# WORK ITEM
The word "London" marks the lines you need; copy each of them from the data.

Web page and app entries
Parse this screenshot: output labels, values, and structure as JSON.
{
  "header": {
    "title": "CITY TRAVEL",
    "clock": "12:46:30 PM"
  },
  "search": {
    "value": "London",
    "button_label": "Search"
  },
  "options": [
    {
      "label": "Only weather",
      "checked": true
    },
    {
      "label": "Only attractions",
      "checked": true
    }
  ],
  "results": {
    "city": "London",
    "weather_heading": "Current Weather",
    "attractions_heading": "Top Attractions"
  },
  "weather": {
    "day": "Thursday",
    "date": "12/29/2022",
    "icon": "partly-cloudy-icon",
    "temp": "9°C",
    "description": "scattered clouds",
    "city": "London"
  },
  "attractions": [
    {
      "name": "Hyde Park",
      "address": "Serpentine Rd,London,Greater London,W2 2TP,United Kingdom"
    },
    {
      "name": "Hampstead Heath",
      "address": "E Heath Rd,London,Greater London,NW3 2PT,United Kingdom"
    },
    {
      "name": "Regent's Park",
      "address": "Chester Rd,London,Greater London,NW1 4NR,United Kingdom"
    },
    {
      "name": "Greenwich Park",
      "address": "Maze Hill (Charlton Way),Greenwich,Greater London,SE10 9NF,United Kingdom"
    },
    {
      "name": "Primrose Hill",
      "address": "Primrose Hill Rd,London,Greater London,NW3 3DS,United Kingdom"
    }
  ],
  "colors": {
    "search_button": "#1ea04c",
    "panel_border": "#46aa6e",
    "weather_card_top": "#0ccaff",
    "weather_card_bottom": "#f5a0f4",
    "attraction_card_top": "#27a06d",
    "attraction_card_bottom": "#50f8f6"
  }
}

# RESPONSE TO THIS TASK
    "value": "London",
    "city": "London",
    "city": "London"
      "address": "Serpentine Rd,London,Greater London,W2 2TP,United Kingdom"
      "address": "E Heath Rd,London,Greater London,NW3 2PT,United Kingdom"
      "address": "Chester Rd,London,Greater London,NW1 4NR,United Kingdom"
      "address": "Maze Hill (Charlton Way),Greenwich,Greater London,SE10 9NF,United Kingdom"
      "address": "Primrose Hill Rd,London,Greater London,NW3 3DS,United Kingdom"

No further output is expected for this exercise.